◆ **WORK ITEM**:
Set down each entry from the block beneath, exactly as written.

◆ **DATA**:

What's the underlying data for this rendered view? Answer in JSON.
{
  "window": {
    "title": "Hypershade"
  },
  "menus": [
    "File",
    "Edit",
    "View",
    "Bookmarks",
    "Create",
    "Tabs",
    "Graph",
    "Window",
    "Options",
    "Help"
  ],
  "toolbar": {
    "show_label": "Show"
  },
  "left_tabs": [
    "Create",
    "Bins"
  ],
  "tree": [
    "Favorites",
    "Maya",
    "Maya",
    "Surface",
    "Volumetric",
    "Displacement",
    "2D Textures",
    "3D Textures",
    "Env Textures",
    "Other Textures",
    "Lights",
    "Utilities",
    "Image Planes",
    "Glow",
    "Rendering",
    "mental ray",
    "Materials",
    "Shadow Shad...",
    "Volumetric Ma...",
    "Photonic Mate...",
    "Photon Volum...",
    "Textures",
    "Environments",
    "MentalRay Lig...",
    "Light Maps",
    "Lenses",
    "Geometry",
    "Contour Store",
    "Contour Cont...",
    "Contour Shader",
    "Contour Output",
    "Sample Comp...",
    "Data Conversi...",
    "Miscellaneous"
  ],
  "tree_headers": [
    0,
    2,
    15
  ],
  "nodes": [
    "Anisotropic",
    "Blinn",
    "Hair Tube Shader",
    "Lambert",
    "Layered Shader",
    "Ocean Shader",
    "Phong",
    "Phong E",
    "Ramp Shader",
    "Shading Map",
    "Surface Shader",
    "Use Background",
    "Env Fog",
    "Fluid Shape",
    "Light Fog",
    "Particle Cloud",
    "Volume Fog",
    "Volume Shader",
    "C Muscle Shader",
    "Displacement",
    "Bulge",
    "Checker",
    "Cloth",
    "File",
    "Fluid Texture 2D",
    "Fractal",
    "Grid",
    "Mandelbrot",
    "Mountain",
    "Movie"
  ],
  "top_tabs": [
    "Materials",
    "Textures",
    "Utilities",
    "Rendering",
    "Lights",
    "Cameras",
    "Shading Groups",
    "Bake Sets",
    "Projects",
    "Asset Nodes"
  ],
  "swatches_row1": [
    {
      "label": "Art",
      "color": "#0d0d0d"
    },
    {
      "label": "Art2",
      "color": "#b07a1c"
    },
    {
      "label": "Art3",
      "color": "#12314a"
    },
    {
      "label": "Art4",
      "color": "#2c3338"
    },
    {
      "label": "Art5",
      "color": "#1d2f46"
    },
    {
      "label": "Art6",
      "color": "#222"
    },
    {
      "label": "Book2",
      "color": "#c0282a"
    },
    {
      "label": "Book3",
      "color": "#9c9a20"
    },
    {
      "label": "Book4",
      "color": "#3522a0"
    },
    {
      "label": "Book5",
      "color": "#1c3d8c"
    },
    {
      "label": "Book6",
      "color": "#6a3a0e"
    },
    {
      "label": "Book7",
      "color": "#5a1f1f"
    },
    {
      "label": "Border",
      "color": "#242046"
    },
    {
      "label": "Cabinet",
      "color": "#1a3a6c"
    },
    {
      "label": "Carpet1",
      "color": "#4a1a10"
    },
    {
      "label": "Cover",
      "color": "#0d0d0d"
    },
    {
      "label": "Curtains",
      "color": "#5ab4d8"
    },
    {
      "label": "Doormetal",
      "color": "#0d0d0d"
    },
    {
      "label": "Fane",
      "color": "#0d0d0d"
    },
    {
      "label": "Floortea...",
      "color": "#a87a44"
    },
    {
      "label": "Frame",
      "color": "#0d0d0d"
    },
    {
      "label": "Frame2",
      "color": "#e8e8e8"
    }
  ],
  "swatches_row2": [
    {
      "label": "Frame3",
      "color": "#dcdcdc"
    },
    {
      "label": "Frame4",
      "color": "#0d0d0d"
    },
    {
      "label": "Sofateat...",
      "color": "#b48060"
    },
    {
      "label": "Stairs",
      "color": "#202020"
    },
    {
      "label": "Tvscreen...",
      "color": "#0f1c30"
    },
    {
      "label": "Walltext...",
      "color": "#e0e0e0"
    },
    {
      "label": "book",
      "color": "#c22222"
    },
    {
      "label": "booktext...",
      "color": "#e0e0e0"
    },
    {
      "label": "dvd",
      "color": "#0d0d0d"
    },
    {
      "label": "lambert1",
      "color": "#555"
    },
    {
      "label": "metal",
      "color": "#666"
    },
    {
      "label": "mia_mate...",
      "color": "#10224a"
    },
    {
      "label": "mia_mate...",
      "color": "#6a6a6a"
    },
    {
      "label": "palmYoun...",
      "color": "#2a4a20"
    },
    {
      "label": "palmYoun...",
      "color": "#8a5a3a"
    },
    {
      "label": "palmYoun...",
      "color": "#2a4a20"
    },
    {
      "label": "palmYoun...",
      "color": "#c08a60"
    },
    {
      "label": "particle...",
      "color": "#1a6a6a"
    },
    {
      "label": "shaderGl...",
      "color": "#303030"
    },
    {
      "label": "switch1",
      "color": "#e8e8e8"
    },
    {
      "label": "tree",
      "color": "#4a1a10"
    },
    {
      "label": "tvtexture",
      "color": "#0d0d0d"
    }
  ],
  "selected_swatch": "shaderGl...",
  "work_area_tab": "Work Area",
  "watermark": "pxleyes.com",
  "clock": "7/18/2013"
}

◆ **RESULT OF THE EXERCISE**:
What's the underlying data for this rendered view? Answer in JSON.
{
  "window": {
    "title": "Hypershade"
  },
  "menus": [
    "File",
    "Edit",
    "View",
    "Bookmarks",
    "Create",
    "Tabs",
    "Graph",
    "Window",
    "Options",
    "Help"
  ],
  "toolbar": {
    "show_label": "Show"
  },
  "left_tabs": [
    "Create",
    "Bins"
  ],
  "tree": [
    "Favorites",
    "Maya",
    "Maya",
    "Surface",
    "Volumetric",
    "Displacement",
    "2D Textures",
    "3D Textures",
    "Env Textures",
    "Other Textures",
    "Lights",
    "Utilities",
    "Image Planes",
    "Glow",
    "Rendering",
    "mental ray",
    "Materials",
    "Shadow Shad...",
    "Volumetric Ma...",
    "Photonic Mate...",
    "Photon Volum...",
    "Textures",
    "Environments",
    "MentalRay Lig...",
    "Light Maps",
    "Lenses",
    "Geometry",
    "Contour Store",
    "Contour Cont...",
    "Contour Shader",
    "Contour Output",
    "Sample Comp...",
    "Data Conversi...",
    "Miscellaneous"
  ],
  "tree_headers": [
    0,
    2,
    15
  ],
  "nodes": [
    "Anisotropic",
    "Blinn",
    "Hair Tube Shader",
    "Lambert",
    "Layered Shader",
    "Ocean Shader",
    "Phong",
    "Phong E",
    "Ramp Shader",
    "Shading Map",
    "Surface Shader",
    "Use Background",
    "Env Fog",
    "Fluid Shape",
    "Light Fog",
    "Particle Cloud",
    "Volume Fog",
    "Volume Shader",
    "C Muscle Shader",
    "Displacement",
    "Bulge",
    "Checker",
    "Cloth",
    "File",
    "Fluid Texture 2D",
    "Fractal",
    "Grid",
    "Mandelbrot",
    "Mountain",
    "Movie"
  ],
  "top_tabs": [
    "Materials",
    "Textures",
    "Utilities",
    "Rendering",
    "Lights",
    "Cameras",
    "Shading Groups",
    "Bake Sets",
    "Projects",
    "Asset Nodes"
  ],
  "swatches_row1": [
    {
      "label": "Art",
      "color": "#0d0d0d"
    },
    {
      "label": "Art2",
      "color": "#b07a1c"
    },
    {
      "label": "Art3",
      "color": "#12314a"
    },
    {
      "label": "Art4",
      "color": "#2c3338"
    },
    {
      "label": "Art5",
      "color": "#1d2f46"
    },
    {
      "label": "Art6",
      "color": "#222"
    },
    {
      "label": "Book2",
      "color": "#c0282a"
    },
    {
      "label": "Book3",
      "color": "#9c9a20"
    },
    {
      "label": "Book4",
      "color": "#3522a0"
    },
    {
      "label": "Book5",
      "color": "#1c3d8c"
    },
    {
      "label": "Book6",
      "color": "#6a3a0e"
    },
    {
      "label": "Book7",
      "color": "#5a1f1f"
    },
    {
      "label": "Border",
      "color": "#242046"
    },
    {
      "label": "Cabinet",
      "color": "#1a3a6c"
    },
    {
      "label": "Carpet1",
      "color": "#4a1a10"
    },
    {
      "label": "Cover",
      "color": "#0d0d0d"
    },
    {
      "label": "Curtains",
      "color": "#5ab4d8"
    },
    {
      "label": "Doormetal",
      "color": "#0d0d0d"
    },
    {
      "label": "Fane",
      "color": "#0d0d0d"
    },
    {
      "label": "Floortea...",
      "color": "#a87a44"
    },
    {
      "label": "Frame",
      "color": "#0d0d0d"
    },
    {
      "label": "Frame2",
      "color": "#e8e8e8"
    }
  ],
  "swatches_row2": [
    {
      "label": "Frame3",
      "color": "#dcdcdc"
    },
    {
      "label": "Frame4",
      "color": "#0d0d0d"
    },
    {
      "label": "Sofateat...",
      "color": "#b48060"
    },
    {
      "label": "Stairs",
      "color": "#202020"
    },
    {
      "label": "Tvscreen...",
      "color": "#0f1c30"
    },
    {
      "label": "Walltext...",
      "color": "#e0e0e0"
    },
    {
      "label": "book",
      "color": "#c22222"
    },
    {
      "label": "booktext...",
      "color": "#e0e0e0"
    },
    {
      "label": "dvd",
      "color": "#0d0d0d"
    },
    {
      "label": "lambert1",
      "color": "#555"
    },
    {
      "label": "metal",
      "color": "#666"
    },
    {
      "label": "mia_mate...",
      "color": "#10224a"
    },
    {
      "label": "mia_mate...",
      "color": "#6a6a6a"
    },
    {
      "label": "palmYoun...",
      "color": "#2a4a20"
    },
    {
      "label": "palmYoun...",
      "color": "#8a5a3a"
    },
    {
      "label": "palmYoun...",
      "color": "#2a4a20"
    },
    {
      "label": "palmYoun...",
      "color": "#c08a60"
    },
    {
      "label": "particle...",
      "color": "#1a6a6a"
    },
    {
      "label": "shaderGl...",
      "color": "#303030"
    },
    {
      "label": "switch1",
      "color": "#e8e8e8"
    },
    {
      "label": "tree",
      "color": "#4a1a10"
    },
    {
      "label": "tvtexture",
      "color": "#0d0d0d"
    }
  ],
  "selected_swatch": "shaderGl...",
  "work_area_tab": "Work Area",
  "watermark": "pxleyes.com",
  "clock": "7/18/2013"
}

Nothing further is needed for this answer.